=== Section Start ===
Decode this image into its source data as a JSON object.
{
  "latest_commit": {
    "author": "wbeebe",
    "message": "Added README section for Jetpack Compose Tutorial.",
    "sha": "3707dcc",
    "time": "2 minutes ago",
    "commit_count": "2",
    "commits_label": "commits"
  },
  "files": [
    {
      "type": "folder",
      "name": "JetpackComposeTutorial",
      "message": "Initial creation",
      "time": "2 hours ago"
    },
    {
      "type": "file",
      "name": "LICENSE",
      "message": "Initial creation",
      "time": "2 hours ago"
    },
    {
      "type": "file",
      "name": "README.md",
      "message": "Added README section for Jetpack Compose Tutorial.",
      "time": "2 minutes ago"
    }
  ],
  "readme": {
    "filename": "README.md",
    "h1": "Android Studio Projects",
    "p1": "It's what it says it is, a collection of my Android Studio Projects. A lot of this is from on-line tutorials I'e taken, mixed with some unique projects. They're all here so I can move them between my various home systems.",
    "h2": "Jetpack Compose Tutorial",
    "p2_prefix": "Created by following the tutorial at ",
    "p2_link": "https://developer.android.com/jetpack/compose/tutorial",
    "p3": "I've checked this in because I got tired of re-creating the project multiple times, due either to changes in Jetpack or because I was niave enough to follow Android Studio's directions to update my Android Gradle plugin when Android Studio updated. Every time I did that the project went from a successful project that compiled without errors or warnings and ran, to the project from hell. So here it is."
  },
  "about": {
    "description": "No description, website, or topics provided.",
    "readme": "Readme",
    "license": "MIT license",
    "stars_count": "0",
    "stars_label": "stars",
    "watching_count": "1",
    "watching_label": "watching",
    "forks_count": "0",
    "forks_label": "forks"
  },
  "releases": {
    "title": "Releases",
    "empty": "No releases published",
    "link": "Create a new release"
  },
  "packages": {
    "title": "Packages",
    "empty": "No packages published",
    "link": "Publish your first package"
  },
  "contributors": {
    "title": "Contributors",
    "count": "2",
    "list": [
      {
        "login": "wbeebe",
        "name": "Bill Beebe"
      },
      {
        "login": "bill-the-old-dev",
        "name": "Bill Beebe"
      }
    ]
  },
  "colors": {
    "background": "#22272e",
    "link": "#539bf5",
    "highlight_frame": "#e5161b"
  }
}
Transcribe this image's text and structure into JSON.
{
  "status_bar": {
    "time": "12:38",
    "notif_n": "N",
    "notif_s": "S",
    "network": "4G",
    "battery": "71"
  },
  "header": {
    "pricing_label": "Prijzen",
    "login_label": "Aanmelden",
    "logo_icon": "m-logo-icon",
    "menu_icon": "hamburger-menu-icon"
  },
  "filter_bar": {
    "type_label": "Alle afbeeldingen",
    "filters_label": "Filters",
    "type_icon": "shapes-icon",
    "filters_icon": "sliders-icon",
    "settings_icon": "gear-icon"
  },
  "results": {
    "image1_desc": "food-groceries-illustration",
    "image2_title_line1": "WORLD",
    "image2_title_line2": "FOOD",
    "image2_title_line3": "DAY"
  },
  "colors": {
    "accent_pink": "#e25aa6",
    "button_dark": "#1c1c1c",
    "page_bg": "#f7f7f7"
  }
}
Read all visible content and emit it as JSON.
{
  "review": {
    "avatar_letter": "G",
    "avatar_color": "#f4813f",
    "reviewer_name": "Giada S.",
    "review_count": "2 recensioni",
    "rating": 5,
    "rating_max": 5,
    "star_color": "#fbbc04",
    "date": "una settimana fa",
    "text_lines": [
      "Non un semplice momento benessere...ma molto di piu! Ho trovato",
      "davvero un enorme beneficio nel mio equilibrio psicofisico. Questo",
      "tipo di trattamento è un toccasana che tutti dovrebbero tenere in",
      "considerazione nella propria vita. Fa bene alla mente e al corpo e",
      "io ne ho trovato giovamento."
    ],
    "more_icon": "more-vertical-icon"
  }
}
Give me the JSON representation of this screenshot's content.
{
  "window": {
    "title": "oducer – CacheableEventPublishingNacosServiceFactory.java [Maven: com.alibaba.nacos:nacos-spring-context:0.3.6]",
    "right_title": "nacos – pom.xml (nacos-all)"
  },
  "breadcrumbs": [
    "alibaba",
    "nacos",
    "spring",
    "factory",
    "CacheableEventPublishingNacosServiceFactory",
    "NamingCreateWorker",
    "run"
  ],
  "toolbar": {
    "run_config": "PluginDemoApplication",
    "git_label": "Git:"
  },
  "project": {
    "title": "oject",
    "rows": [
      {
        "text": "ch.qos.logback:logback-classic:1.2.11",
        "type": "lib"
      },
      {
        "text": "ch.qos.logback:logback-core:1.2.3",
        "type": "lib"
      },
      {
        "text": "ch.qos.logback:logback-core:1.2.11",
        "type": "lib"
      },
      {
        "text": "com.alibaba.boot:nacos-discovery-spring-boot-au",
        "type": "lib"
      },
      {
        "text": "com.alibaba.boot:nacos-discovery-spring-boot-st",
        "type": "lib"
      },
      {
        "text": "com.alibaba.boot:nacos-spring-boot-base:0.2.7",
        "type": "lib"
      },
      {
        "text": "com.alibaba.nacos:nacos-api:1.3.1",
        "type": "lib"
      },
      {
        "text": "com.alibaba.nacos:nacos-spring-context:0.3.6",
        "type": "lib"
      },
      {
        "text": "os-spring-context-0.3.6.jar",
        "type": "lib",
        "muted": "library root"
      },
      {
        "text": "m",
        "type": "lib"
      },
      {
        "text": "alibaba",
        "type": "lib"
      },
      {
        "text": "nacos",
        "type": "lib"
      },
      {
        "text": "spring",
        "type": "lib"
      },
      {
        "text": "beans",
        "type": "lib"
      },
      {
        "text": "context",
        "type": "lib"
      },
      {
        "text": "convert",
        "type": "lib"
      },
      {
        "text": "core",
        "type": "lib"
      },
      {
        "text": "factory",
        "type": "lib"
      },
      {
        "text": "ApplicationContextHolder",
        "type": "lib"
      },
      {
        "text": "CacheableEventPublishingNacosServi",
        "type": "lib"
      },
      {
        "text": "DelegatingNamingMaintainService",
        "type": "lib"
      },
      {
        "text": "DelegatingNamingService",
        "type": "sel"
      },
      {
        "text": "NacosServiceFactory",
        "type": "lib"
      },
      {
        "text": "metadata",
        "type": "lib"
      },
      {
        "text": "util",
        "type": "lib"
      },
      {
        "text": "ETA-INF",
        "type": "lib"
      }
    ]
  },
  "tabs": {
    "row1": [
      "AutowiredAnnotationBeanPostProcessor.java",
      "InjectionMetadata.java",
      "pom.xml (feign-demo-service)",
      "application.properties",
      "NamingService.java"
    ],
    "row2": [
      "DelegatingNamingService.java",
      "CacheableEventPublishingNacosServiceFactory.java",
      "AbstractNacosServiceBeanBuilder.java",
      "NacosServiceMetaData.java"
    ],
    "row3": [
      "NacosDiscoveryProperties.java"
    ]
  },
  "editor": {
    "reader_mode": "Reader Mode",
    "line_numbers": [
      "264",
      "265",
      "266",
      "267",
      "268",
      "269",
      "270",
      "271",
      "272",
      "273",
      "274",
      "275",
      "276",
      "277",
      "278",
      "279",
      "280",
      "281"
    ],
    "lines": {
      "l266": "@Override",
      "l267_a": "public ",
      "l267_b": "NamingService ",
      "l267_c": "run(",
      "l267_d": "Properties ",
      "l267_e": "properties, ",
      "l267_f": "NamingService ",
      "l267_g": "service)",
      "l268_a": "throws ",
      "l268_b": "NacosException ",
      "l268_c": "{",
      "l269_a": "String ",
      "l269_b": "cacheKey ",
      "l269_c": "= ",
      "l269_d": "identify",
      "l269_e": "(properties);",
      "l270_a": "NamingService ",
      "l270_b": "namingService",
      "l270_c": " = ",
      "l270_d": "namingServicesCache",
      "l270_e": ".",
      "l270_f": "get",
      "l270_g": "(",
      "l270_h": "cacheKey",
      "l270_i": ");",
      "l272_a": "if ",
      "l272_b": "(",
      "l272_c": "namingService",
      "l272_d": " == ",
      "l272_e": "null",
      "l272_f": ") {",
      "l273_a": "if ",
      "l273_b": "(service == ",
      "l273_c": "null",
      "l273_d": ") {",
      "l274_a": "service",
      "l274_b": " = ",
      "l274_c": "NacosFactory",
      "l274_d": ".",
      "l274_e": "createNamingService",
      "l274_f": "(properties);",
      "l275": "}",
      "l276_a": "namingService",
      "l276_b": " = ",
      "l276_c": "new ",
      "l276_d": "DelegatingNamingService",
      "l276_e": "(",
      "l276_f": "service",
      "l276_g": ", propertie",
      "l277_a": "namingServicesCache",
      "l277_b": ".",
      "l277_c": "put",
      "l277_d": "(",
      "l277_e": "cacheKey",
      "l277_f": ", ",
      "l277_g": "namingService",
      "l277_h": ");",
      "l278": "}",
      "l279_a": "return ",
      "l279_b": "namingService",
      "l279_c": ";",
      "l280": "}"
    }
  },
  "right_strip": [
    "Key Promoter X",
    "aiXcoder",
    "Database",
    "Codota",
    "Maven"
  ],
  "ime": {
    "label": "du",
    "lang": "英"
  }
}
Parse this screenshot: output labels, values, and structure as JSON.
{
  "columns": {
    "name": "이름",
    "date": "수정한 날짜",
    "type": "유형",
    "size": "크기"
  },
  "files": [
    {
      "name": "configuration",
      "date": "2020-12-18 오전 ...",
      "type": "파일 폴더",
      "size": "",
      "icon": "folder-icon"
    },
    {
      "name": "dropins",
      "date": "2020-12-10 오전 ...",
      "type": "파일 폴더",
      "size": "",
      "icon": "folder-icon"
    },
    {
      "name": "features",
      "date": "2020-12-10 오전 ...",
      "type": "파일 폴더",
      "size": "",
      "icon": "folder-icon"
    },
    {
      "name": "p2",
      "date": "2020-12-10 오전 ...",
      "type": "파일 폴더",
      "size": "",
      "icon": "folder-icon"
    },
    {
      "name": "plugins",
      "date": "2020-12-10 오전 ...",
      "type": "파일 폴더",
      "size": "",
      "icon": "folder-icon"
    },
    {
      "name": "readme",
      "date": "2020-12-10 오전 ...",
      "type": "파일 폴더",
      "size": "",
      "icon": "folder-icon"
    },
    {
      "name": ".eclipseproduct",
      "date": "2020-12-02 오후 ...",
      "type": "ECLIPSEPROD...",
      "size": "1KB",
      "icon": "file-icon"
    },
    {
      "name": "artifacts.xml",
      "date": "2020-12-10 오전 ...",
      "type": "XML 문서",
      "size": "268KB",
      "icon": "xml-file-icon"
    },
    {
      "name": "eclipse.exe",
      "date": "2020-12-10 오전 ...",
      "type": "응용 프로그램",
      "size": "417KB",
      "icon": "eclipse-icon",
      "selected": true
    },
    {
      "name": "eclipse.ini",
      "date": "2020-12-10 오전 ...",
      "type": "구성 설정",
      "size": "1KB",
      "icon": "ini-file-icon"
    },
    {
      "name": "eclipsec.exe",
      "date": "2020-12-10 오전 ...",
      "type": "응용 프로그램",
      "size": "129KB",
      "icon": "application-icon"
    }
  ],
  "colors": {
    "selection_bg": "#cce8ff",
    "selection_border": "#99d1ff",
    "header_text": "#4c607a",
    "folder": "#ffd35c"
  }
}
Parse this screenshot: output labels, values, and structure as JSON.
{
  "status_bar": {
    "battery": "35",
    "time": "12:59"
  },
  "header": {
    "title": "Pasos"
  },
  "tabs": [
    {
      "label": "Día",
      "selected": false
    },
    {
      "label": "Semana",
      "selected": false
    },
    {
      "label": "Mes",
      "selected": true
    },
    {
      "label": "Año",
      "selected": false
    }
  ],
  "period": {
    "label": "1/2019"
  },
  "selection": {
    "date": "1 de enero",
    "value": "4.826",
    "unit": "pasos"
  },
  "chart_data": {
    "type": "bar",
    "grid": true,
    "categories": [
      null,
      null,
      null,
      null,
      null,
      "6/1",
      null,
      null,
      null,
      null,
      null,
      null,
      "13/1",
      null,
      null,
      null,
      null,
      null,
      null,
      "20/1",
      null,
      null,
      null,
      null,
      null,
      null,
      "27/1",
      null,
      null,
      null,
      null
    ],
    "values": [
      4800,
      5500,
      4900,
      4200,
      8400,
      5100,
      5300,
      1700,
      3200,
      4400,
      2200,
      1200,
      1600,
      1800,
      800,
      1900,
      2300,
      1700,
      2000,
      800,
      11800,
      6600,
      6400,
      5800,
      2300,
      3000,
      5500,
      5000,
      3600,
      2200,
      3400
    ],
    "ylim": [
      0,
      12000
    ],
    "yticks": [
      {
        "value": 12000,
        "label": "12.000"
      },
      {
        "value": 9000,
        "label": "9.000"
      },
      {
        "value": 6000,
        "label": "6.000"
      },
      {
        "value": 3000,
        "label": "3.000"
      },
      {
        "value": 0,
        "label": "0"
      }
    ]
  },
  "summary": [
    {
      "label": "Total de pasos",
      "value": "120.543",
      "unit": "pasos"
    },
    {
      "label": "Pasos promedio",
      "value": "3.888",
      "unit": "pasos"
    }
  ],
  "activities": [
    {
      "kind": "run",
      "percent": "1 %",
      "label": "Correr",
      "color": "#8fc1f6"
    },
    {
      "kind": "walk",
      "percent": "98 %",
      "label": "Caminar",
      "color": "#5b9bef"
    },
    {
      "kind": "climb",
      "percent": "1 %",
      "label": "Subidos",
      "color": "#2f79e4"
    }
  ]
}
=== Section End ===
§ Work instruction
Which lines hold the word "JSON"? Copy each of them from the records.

§ Exercise output
Decode this image into its source data as a JSON object.
Transcribe this image's text and structure into JSON.
Read all visible content and emit it as JSON.
Give me the JSON representation of this screenshot's content.
Parse this screenshot: output labels, values, and structure as JSON.
Parse this screenshot: output labels, values, and structure as JSON.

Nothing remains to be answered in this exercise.